Linen sheet sets can range anywhere from $89 to $365 for queen-size mattresses. The complicated process of creating them is one indication of their higher price tag.
Conscious consumers will notice one striking thing about these sheets: They don’t come cheap. Linen’s hefty price tag has nothing to do with its royal lineage, though. Producing linen is time-consuming and expensive thanks to both the manufacturing process and the limited geographical area in which flax, the source of linen, will grow. Flax, a natural fiber, is grown and harvested in Western Europe, mostly in Belgium, where production and labor costs are high.
Flax plants take about three months to mature, then must be harvested from root to stem. After harvest, the fibers must be loosened from the stalk through a process called retting. Once this happens, the actual process of separating the fibers from the straw and woody detritus, called scutching, can begin.

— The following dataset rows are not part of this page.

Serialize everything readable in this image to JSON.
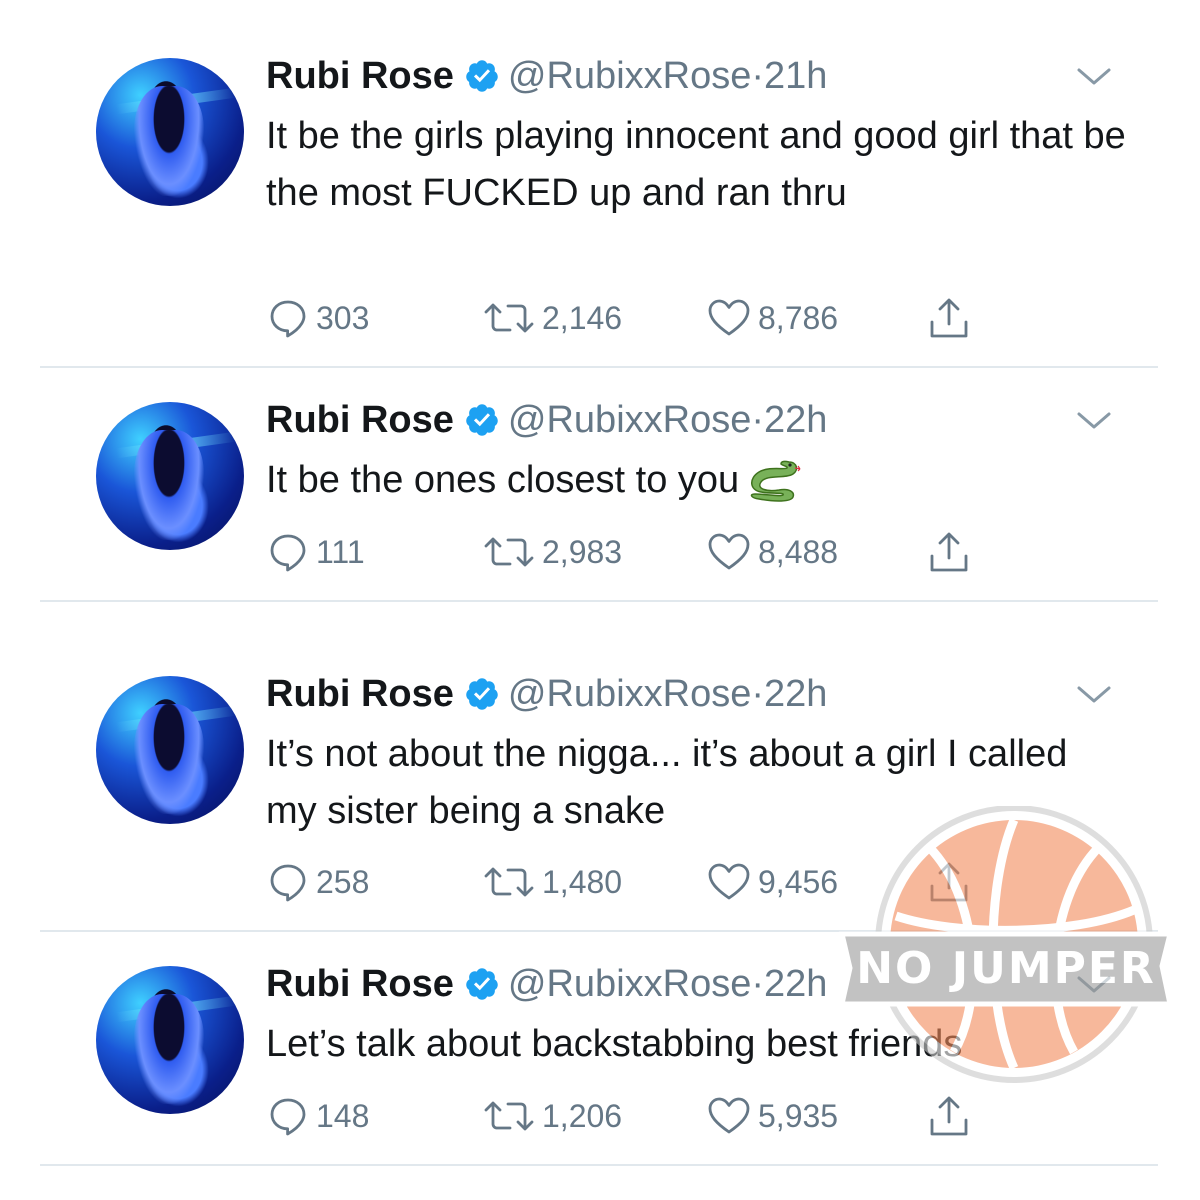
{
  "tweets": [
    {
      "name": "Rubi Rose",
      "handle": "@RubixxRose",
      "dot": "·",
      "time": "21h",
      "text": "It be the girls playing innocent and good girl that be the most FUCKED up and ran thru",
      "emoji": "",
      "replies": "303",
      "retweets": "2,146",
      "likes": "8,786"
    },
    {
      "name": "Rubi Rose",
      "handle": "@RubixxRose",
      "dot": "·",
      "time": "22h",
      "text": "It be the ones closest to you",
      "emoji": "snake-emoji",
      "replies": "111",
      "retweets": "2,983",
      "likes": "8,488"
    },
    {
      "name": "Rubi Rose",
      "handle": "@RubixxRose",
      "dot": "·",
      "time": "22h",
      "text": "It’s not about the nigga... it’s about a girl I called my sister being a snake",
      "emoji": "",
      "replies": "258",
      "retweets": "1,480",
      "likes": "9,456"
    },
    {
      "name": "Rubi Rose",
      "handle": "@RubixxRose",
      "dot": "·",
      "time": "22h",
      "text": "Let’s talk about backstabbing best friends",
      "emoji": "",
      "replies": "148",
      "retweets": "1,206",
      "likes": "5,935"
    }
  ],
  "watermark": {
    "text": "NO JUMPER"
  },
  "colors": {
    "verified": "#1da1f2",
    "secondary_text": "#657786",
    "divider": "#e1e8ed",
    "watermark_ball": "#f28a5a"
  }
}
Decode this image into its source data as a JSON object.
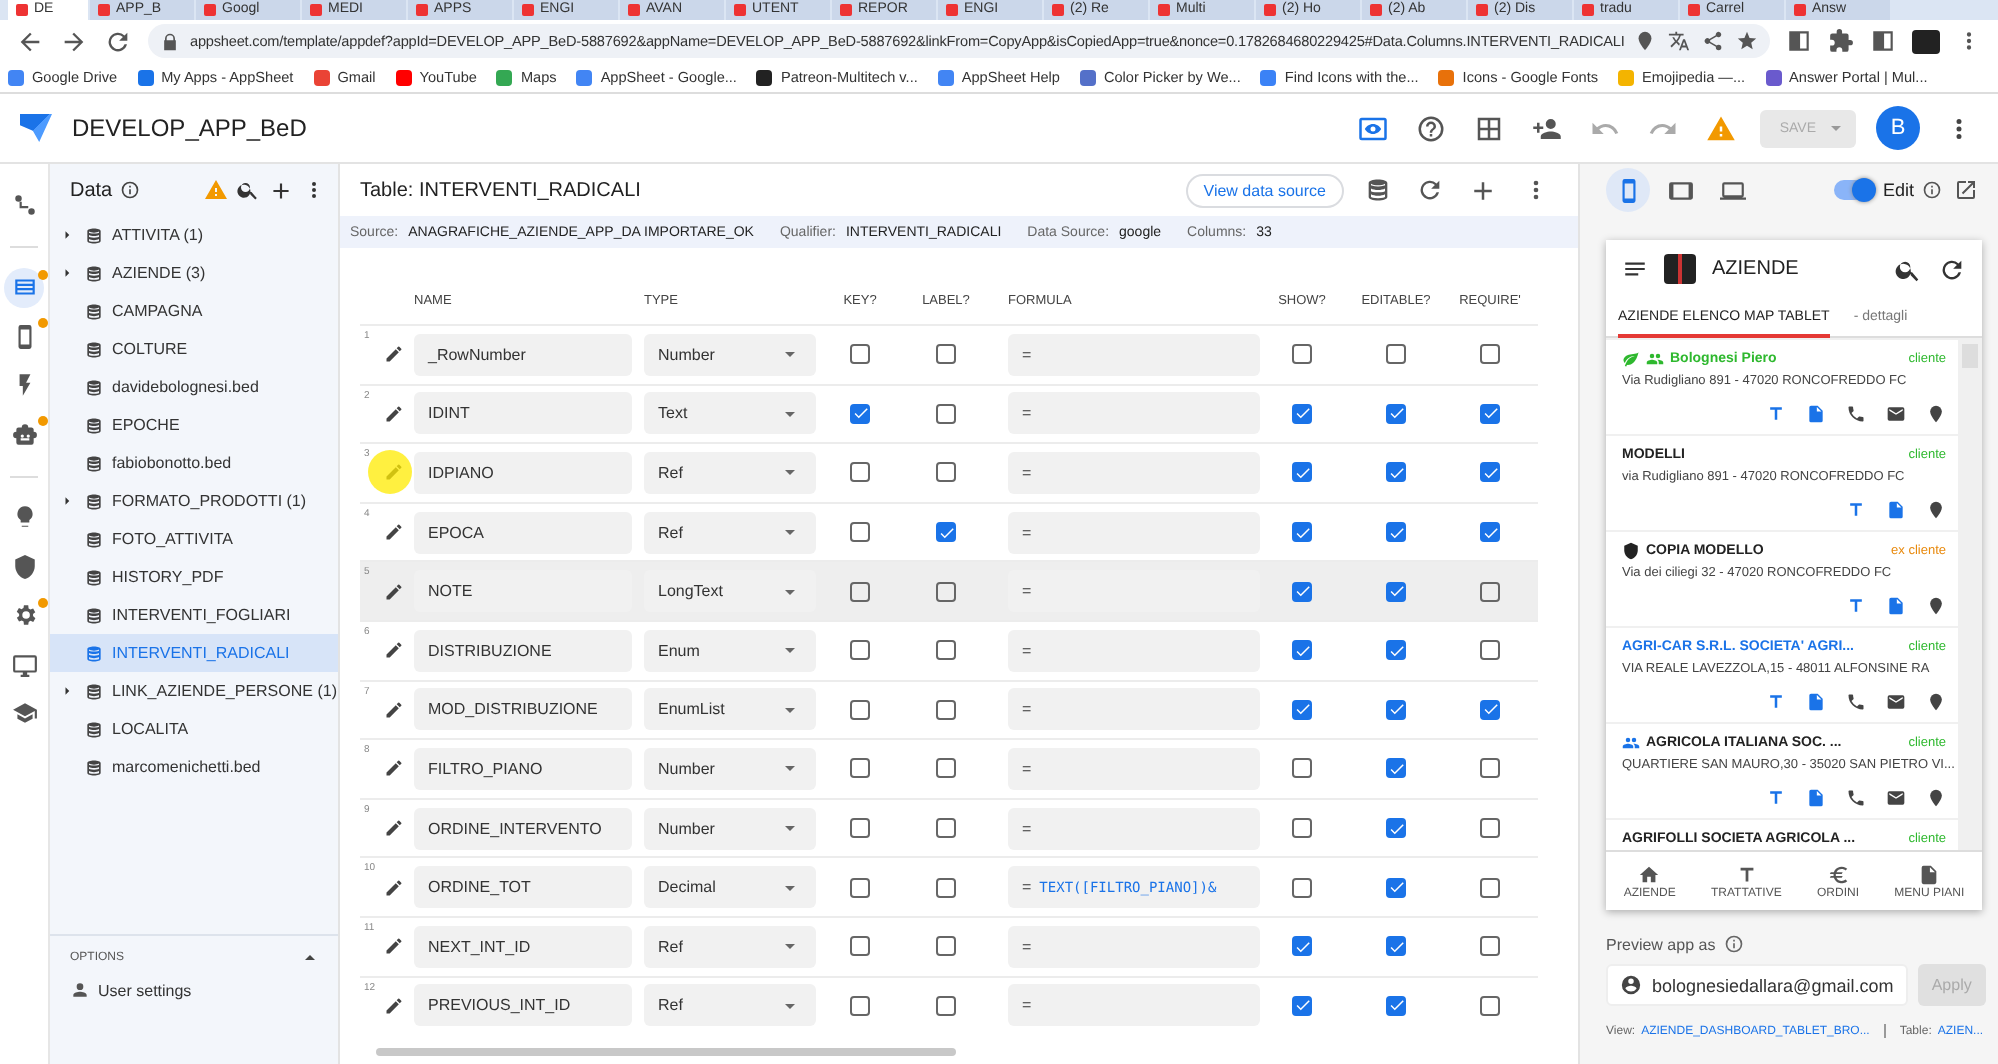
{
  "browser": {
    "tabs": [
      {
        "label": "DE",
        "selected": true
      },
      {
        "label": "APP_B",
        "selected": false
      },
      {
        "label": "Googl",
        "selected": false
      },
      {
        "label": "MEDI",
        "selected": false
      },
      {
        "label": "APPS",
        "selected": false
      },
      {
        "label": "ENGI",
        "selected": false
      },
      {
        "label": "AVAN",
        "selected": false
      },
      {
        "label": "UTENT",
        "selected": false
      },
      {
        "label": "REPOR",
        "selected": false
      },
      {
        "label": "ENGI",
        "selected": false
      },
      {
        "label": "(2) Re",
        "selected": false
      },
      {
        "label": "Multi",
        "selected": false
      },
      {
        "label": "(2) Ho",
        "selected": false
      },
      {
        "label": "(2) Ab",
        "selected": false
      },
      {
        "label": "(2) Dis",
        "selected": false
      },
      {
        "label": "tradu",
        "selected": false
      },
      {
        "label": "Carrel",
        "selected": false
      },
      {
        "label": "Answ",
        "selected": false
      }
    ],
    "url": "appsheet.com/template/appdef?appId=DEVELOP_APP_BeD-5887692&appName=DEVELOP_APP_BeD-5887692&linkFrom=CopyApp&isCopiedApp=true&nonce=0.1782684680229425#Data.Columns.INTERVENTI_RADICALI",
    "bookmarks": [
      "Google Drive",
      "My Apps - AppSheet",
      "Gmail",
      "YouTube",
      "Maps",
      "AppSheet - Google...",
      "Patreon-Multitech v...",
      "AppSheet Help",
      "Color Picker by We...",
      "Find Icons with the...",
      "Icons - Google Fonts",
      "Emojipedia —...",
      "Answer Portal | Mul..."
    ]
  },
  "app_header": {
    "title": "DEVELOP_APP_BeD",
    "save": {
      "label": "SAVE",
      "disabled": true
    },
    "avatar": "B"
  },
  "rail": [
    {
      "kind": "flow",
      "selected": false,
      "alert": false
    },
    {
      "kind": "data",
      "selected": true,
      "alert": true
    },
    {
      "kind": "views",
      "selected": false,
      "alert": true
    },
    {
      "kind": "actions",
      "selected": false,
      "alert": false
    },
    {
      "kind": "bots",
      "selected": false,
      "alert": true
    },
    {
      "kind": "intelligence",
      "selected": false,
      "alert": false
    },
    {
      "kind": "security",
      "selected": false,
      "alert": false
    },
    {
      "kind": "settings",
      "selected": false,
      "alert": true
    },
    {
      "kind": "monitor",
      "selected": false,
      "alert": false
    },
    {
      "kind": "learn",
      "selected": false,
      "alert": false
    }
  ],
  "sidebar": {
    "title": "Data",
    "items": [
      {
        "label": "ATTIVITA (1)",
        "expandable": true,
        "selected": false
      },
      {
        "label": "AZIENDE (3)",
        "expandable": true,
        "selected": false
      },
      {
        "label": "CAMPAGNA",
        "expandable": false,
        "selected": false
      },
      {
        "label": "COLTURE",
        "expandable": false,
        "selected": false
      },
      {
        "label": "davidebolognesi.bed",
        "expandable": false,
        "selected": false
      },
      {
        "label": "EPOCHE",
        "expandable": false,
        "selected": false
      },
      {
        "label": "fabiobonotto.bed",
        "expandable": false,
        "selected": false
      },
      {
        "label": "FORMATO_PRODOTTI (1)",
        "expandable": true,
        "selected": false
      },
      {
        "label": "FOTO_ATTIVITA",
        "expandable": false,
        "selected": false
      },
      {
        "label": "HISTORY_PDF",
        "expandable": false,
        "selected": false
      },
      {
        "label": "INTERVENTI_FOGLIARI",
        "expandable": false,
        "selected": false
      },
      {
        "label": "INTERVENTI_RADICALI",
        "expandable": false,
        "selected": true
      },
      {
        "label": "LINK_AZIENDE_PERSONE (1)",
        "expandable": true,
        "selected": false
      },
      {
        "label": "LOCALITA",
        "expandable": false,
        "selected": false
      },
      {
        "label": "marcomenichetti.bed",
        "expandable": false,
        "selected": false
      }
    ],
    "options_title": "OPTIONS",
    "options_items": [
      "User settings"
    ]
  },
  "table": {
    "title": "Table: INTERVENTI_RADICALI",
    "view_source": "View data source",
    "meta": [
      {
        "label": "Source:",
        "value": "ANAGRAFICHE_AZIENDE_APP_DA IMPORTARE_OK"
      },
      {
        "label": "Qualifier:",
        "value": "INTERVENTI_RADICALI"
      },
      {
        "label": "Data Source:",
        "value": "google"
      },
      {
        "label": "Columns:",
        "value": "33"
      }
    ],
    "columns": [
      "NAME",
      "TYPE",
      "KEY?",
      "LABEL?",
      "FORMULA",
      "SHOW?",
      "EDITABLE?",
      "REQUIRE'"
    ],
    "rows": [
      {
        "number": "1",
        "name": "_RowNumber",
        "type": "Number",
        "key": false,
        "label": false,
        "formula": "",
        "show": false,
        "editable": false,
        "required": false,
        "highlighted": false,
        "marked": false
      },
      {
        "number": "2",
        "name": "IDINT",
        "type": "Text",
        "key": true,
        "label": false,
        "formula": "",
        "show": true,
        "editable": true,
        "required": true,
        "highlighted": false,
        "marked": false
      },
      {
        "number": "3",
        "name": "IDPIANO",
        "type": "Ref",
        "key": false,
        "label": false,
        "formula": "",
        "show": true,
        "editable": true,
        "required": true,
        "highlighted": false,
        "marked": true
      },
      {
        "number": "4",
        "name": "EPOCA",
        "type": "Ref",
        "key": false,
        "label": true,
        "formula": "",
        "show": true,
        "editable": true,
        "required": true,
        "highlighted": false,
        "marked": false
      },
      {
        "number": "5",
        "name": "NOTE",
        "type": "LongText",
        "key": false,
        "label": false,
        "formula": "",
        "show": true,
        "editable": true,
        "required": false,
        "highlighted": true,
        "marked": false
      },
      {
        "number": "6",
        "name": "DISTRIBUZIONE",
        "type": "Enum",
        "key": false,
        "label": false,
        "formula": "",
        "show": true,
        "editable": true,
        "required": false,
        "highlighted": false,
        "marked": false
      },
      {
        "number": "7",
        "name": "MOD_DISTRIBUZIONE",
        "type": "EnumList",
        "key": false,
        "label": false,
        "formula": "",
        "show": true,
        "editable": true,
        "required": true,
        "highlighted": false,
        "marked": false
      },
      {
        "number": "8",
        "name": "FILTRO_PIANO",
        "type": "Number",
        "key": false,
        "label": false,
        "formula": "",
        "show": false,
        "editable": true,
        "required": false,
        "highlighted": false,
        "marked": false
      },
      {
        "number": "9",
        "name": "ORDINE_INTERVENTO",
        "type": "Number",
        "key": false,
        "label": false,
        "formula": "",
        "show": false,
        "editable": true,
        "required": false,
        "highlighted": false,
        "marked": false
      },
      {
        "number": "10",
        "name": "ORDINE_TOT",
        "type": "Decimal",
        "key": false,
        "label": false,
        "formula": "TEXT([FILTRO_PIANO])&",
        "show": false,
        "editable": true,
        "required": false,
        "highlighted": false,
        "marked": false
      },
      {
        "number": "11",
        "name": "NEXT_INT_ID",
        "type": "Ref",
        "key": false,
        "label": false,
        "formula": "",
        "show": true,
        "editable": true,
        "required": false,
        "highlighted": false,
        "marked": false
      },
      {
        "number": "12",
        "name": "PREVIOUS_INT_ID",
        "type": "Ref",
        "key": false,
        "label": false,
        "formula": "",
        "show": true,
        "editable": true,
        "required": false,
        "highlighted": false,
        "marked": false
      }
    ],
    "formula_prefix": "="
  },
  "preview": {
    "devices": [
      {
        "kind": "phone",
        "selected": true
      },
      {
        "kind": "tablet",
        "selected": false
      },
      {
        "kind": "desktop",
        "selected": false
      }
    ],
    "edit_toggle": {
      "label": "Edit",
      "on": true
    },
    "app": {
      "title": "AZIENDE",
      "tabs": [
        {
          "label": "AZIENDE ELENCO MAP TABLET",
          "selected": true
        },
        {
          "label": "- dettagli",
          "selected": false
        }
      ],
      "records": [
        {
          "title": "Bolognesi Piero",
          "color": "#2eb82e",
          "badges": [
            {
              "kind": "leaf"
            },
            {
              "kind": "group"
            }
          ],
          "status": {
            "label": "cliente",
            "color": "#2eb82e"
          },
          "address": "Via Rudigliano 891 - 47020 RONCOFREDDO FC",
          "actions": [
            {
              "kind": "text"
            },
            {
              "kind": "doc"
            },
            {
              "kind": "phone"
            },
            {
              "kind": "mail"
            },
            {
              "kind": "place"
            }
          ]
        },
        {
          "title": "MODELLI",
          "color": "#222222",
          "status": {
            "label": "cliente",
            "color": "#2eb82e"
          },
          "address": "via Rudigliano 891 - 47020 RONCOFREDDO FC",
          "actions": [
            {
              "kind": "text"
            },
            {
              "kind": "doc"
            },
            {
              "kind": "place"
            }
          ]
        },
        {
          "title": "COPIA MODELLO",
          "color": "#222222",
          "badges": [
            {
              "kind": "shield"
            }
          ],
          "status": {
            "label": "ex cliente",
            "color": "#e8890c"
          },
          "address": "Via dei ciliegi 32 - 47020 RONCOFREDDO FC",
          "actions": [
            {
              "kind": "text"
            },
            {
              "kind": "doc"
            },
            {
              "kind": "place"
            }
          ]
        },
        {
          "title": "AGRI-CAR S.R.L. SOCIETA' AGRI...",
          "color": "#1a73e8",
          "status": {
            "label": "cliente",
            "color": "#2eb82e"
          },
          "address": "VIA REALE LAVEZZOLA,15 - 48011 ALFONSINE RA",
          "actions": [
            {
              "kind": "text"
            },
            {
              "kind": "doc"
            },
            {
              "kind": "phone"
            },
            {
              "kind": "mail"
            },
            {
              "kind": "place"
            }
          ]
        },
        {
          "title": "AGRICOLA ITALIANA SOC. ...",
          "color": "#222222",
          "badges": [
            {
              "kind": "group"
            }
          ],
          "status": {
            "label": "cliente",
            "color": "#2eb82e"
          },
          "address": "QUARTIERE SAN MAURO,30 - 35020 SAN PIETRO VI...",
          "actions": [
            {
              "kind": "text"
            },
            {
              "kind": "doc"
            },
            {
              "kind": "phone"
            },
            {
              "kind": "mail"
            },
            {
              "kind": "place"
            }
          ]
        },
        {
          "title": "AGRIFOLLI SOCIETA AGRICOLA ...",
          "color": "#222222",
          "status": {
            "label": "cliente",
            "color": "#2eb82e"
          }
        }
      ],
      "nav": [
        {
          "kind": "home",
          "label": "AZIENDE"
        },
        {
          "kind": "text",
          "label": "TRATTATIVE"
        },
        {
          "kind": "euro",
          "label": "ORDINI"
        },
        {
          "kind": "doc",
          "label": "MENU PIANI"
        }
      ]
    },
    "preview_as_label": "Preview app as",
    "email": "bolognesiedallara@gmail.com",
    "apply": {
      "label": "Apply",
      "disabled": true
    },
    "view_label": "View:",
    "view_value": "AZIENDE_DASHBOARD_TABLET_BRO...",
    "table_label": "Table:",
    "table_value": "AZIEN..."
  }
}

Linen fibers then go through one more method of sorting (called hackling), which separates long fibers from short fibers. Only then can weaving begin. Linen threads are also quite fragile and can break easily, making the weaving process especially time-consuming.

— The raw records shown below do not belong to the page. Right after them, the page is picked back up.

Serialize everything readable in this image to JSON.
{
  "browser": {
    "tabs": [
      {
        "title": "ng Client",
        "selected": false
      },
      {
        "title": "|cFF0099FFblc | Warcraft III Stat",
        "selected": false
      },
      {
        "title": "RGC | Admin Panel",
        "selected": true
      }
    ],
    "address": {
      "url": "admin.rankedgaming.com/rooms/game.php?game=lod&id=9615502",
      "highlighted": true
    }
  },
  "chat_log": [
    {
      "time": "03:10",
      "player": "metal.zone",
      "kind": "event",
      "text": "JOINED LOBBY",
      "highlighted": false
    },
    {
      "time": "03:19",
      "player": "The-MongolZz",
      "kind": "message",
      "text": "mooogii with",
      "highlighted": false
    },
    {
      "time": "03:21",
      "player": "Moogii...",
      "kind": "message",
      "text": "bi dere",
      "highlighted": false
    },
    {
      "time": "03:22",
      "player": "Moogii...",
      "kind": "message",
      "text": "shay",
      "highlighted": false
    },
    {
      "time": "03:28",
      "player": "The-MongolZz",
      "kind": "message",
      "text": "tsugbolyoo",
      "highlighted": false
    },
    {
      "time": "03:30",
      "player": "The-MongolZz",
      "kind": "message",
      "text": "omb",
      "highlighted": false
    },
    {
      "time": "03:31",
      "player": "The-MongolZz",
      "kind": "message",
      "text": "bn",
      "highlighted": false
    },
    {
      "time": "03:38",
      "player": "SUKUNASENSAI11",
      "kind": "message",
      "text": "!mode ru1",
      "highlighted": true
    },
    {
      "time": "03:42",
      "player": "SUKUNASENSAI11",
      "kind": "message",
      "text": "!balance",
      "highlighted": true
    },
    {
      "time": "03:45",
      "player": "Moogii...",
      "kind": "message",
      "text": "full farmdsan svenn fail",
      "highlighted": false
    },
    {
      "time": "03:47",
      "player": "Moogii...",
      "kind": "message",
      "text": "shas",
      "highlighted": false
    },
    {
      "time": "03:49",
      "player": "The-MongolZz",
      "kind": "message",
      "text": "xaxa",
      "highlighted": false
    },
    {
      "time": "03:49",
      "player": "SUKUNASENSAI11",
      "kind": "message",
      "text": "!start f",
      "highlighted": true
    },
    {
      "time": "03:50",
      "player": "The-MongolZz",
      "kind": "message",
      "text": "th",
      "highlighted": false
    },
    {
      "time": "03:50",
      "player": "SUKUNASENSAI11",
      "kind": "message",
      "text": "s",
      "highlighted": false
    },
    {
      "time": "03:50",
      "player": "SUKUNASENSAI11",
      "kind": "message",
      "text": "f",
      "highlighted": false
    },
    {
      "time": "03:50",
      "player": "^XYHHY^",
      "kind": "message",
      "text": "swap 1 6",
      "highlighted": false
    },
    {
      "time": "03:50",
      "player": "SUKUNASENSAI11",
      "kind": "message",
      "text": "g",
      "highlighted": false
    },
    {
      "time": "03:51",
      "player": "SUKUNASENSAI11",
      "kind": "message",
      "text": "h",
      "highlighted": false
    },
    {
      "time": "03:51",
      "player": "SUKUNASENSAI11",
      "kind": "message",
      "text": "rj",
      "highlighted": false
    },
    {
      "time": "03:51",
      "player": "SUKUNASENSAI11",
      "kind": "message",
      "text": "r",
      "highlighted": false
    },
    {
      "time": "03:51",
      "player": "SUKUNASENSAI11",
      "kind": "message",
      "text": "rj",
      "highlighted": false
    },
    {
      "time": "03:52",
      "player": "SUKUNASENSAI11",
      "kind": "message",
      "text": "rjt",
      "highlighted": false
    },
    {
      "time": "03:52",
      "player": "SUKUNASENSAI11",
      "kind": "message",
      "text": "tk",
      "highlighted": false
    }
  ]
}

There is a time and place for flannel but linen works for all seasons!
Linen is one of the best fabrics for health. The linen keeps you warm on chilly nights and cool on warm nights, an “investment piece” for your bedroom. It’s soft like Egyptian cotton and medium weight. Linen has nice temperature moderation and breathability to help you fall asleep faster and sleep sounder. The unique material is especially suitable for hot climates regions. The fabric will be softer after repeated washing, and the durability will not be lost.
While it’s cost and the laborious production process might lead you to believe that linen is a delicate, fussy fabric (we’re looking at you, silk), linen is surprisingly durable and easy to care for at home. It’s naturally antibacterial and stain resistant, anti-static, and can absorb as much as 20% of its own weight before it begins to feel damp — making it perfect for those sweaty, sleepless summer nights.
It’s recommended to wash linen on the gentle cycle with like colors and using a mild, liquid laundry detergent. Linen naturally has a more relaxed look that does not require ironing. However, if you’d like more structure, iron with warm heat on the milder ‘linen’ setting.
So there you have it — the next time you cringe at the price tag of those linen sheets, just know that you’re buying a set that’s not only comfortable, eco-friendly and beautiful, it will likely last a lifetime!
Hope you will get to try a set of lovely linen sheets. Thanks for reading along.